[Data records Boundary: Start]
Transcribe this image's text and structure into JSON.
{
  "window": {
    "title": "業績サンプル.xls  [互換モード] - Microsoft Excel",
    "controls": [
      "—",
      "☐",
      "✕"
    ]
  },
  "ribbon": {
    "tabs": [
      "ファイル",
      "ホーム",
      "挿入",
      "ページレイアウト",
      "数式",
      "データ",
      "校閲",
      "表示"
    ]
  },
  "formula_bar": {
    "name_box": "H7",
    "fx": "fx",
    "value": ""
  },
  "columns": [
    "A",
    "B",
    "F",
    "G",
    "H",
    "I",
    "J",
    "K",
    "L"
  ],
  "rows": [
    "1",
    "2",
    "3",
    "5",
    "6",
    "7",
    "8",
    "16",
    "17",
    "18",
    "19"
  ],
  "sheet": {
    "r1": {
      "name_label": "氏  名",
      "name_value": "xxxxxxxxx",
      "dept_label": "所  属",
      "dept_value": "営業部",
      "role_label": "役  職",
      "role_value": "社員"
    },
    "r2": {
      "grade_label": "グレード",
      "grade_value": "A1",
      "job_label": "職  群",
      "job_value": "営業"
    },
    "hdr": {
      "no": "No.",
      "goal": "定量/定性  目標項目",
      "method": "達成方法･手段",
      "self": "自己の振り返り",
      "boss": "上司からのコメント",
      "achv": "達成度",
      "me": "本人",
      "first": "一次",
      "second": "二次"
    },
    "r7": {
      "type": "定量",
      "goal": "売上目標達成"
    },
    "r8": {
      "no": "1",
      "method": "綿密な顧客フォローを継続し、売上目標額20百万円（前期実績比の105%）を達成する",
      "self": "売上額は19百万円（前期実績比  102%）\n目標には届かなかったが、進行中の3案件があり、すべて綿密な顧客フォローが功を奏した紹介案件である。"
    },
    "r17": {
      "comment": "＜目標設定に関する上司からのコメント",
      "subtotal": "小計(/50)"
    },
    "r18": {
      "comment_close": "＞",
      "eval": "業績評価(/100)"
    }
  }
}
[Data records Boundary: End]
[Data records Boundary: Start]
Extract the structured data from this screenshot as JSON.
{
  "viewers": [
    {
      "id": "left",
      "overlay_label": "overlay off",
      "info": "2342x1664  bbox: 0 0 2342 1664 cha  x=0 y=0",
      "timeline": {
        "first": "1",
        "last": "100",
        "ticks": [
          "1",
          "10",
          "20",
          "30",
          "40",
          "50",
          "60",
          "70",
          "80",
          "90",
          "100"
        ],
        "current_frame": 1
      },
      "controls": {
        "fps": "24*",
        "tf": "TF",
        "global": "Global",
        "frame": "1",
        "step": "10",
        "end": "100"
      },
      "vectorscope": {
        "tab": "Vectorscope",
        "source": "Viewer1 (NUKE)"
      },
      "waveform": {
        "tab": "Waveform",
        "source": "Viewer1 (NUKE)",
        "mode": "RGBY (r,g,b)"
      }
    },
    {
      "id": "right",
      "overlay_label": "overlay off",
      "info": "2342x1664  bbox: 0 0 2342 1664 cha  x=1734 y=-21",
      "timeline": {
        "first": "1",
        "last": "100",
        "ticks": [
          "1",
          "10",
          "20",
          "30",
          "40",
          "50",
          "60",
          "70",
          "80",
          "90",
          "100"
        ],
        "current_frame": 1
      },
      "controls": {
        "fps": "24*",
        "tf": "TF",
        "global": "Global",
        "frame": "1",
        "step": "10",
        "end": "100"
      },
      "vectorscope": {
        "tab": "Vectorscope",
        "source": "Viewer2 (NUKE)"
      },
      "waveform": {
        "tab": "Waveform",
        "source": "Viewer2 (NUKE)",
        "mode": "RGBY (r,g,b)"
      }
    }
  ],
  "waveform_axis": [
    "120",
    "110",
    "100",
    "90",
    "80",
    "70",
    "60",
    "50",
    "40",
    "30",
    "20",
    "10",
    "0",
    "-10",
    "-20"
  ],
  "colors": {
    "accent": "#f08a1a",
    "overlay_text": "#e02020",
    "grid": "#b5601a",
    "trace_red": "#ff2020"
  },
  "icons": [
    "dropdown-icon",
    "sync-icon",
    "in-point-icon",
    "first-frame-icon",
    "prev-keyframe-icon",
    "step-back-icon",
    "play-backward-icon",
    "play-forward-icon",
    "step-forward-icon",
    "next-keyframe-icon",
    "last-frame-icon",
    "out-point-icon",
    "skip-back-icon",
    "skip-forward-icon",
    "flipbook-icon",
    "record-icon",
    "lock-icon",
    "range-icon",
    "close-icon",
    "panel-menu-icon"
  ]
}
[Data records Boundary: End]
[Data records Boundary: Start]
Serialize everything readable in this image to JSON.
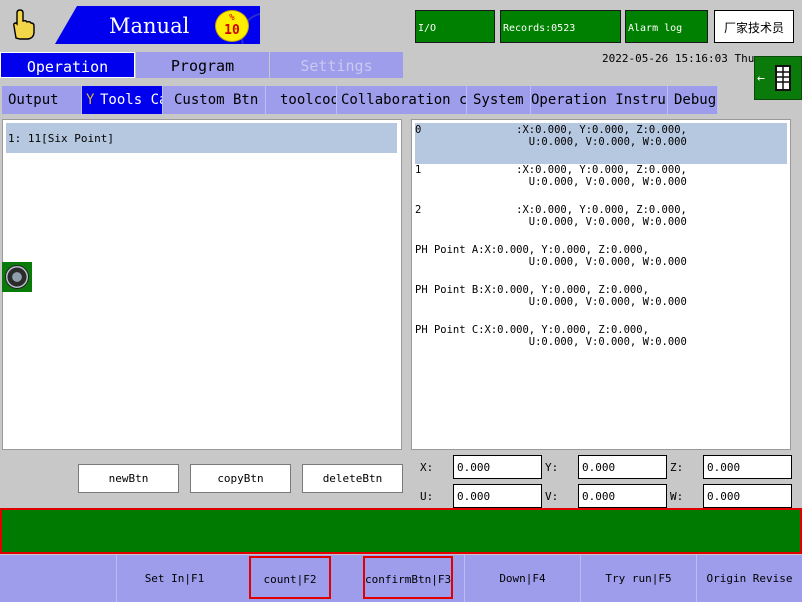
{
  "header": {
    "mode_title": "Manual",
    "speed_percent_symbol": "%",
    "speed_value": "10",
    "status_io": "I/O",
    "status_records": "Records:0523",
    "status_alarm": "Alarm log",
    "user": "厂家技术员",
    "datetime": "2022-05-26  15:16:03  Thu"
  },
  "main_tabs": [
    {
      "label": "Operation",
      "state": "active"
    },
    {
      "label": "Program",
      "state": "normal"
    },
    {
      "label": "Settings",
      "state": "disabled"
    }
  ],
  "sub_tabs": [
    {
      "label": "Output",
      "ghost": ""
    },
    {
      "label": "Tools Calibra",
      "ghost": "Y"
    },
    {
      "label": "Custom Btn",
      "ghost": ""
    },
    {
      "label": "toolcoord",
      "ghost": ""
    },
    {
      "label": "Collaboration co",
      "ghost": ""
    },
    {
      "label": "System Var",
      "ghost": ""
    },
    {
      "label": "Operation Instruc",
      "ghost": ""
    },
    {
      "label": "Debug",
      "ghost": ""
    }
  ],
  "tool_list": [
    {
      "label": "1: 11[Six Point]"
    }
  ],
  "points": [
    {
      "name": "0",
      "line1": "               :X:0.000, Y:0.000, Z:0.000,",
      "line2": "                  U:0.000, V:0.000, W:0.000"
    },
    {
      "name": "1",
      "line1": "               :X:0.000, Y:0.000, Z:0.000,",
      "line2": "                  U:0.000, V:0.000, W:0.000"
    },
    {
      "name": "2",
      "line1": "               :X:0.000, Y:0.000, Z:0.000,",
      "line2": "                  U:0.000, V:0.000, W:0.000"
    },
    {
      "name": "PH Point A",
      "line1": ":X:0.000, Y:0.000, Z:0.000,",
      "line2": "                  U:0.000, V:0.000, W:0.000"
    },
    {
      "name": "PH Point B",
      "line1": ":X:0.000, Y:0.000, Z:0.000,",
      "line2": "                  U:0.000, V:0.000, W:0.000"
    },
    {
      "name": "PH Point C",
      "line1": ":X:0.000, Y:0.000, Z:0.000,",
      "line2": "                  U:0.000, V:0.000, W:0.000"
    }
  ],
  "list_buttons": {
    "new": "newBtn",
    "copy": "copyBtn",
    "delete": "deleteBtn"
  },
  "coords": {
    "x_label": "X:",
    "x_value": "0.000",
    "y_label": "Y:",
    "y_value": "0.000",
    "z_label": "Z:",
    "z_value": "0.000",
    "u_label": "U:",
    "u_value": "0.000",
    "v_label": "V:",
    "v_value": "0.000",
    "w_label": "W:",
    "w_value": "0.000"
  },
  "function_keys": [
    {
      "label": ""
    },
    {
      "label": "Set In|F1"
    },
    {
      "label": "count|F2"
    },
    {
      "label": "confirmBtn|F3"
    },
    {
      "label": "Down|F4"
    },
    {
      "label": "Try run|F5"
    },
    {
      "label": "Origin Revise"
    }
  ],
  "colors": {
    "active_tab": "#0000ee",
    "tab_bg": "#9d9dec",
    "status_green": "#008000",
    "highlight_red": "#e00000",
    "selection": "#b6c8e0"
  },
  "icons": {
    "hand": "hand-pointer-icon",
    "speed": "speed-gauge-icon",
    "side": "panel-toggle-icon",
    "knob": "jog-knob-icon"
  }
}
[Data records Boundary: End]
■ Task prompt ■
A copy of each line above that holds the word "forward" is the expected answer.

■ Answer to this exercise ■
    "play-forward-icon",
    "step-forward-icon",
    "skip-forward-icon",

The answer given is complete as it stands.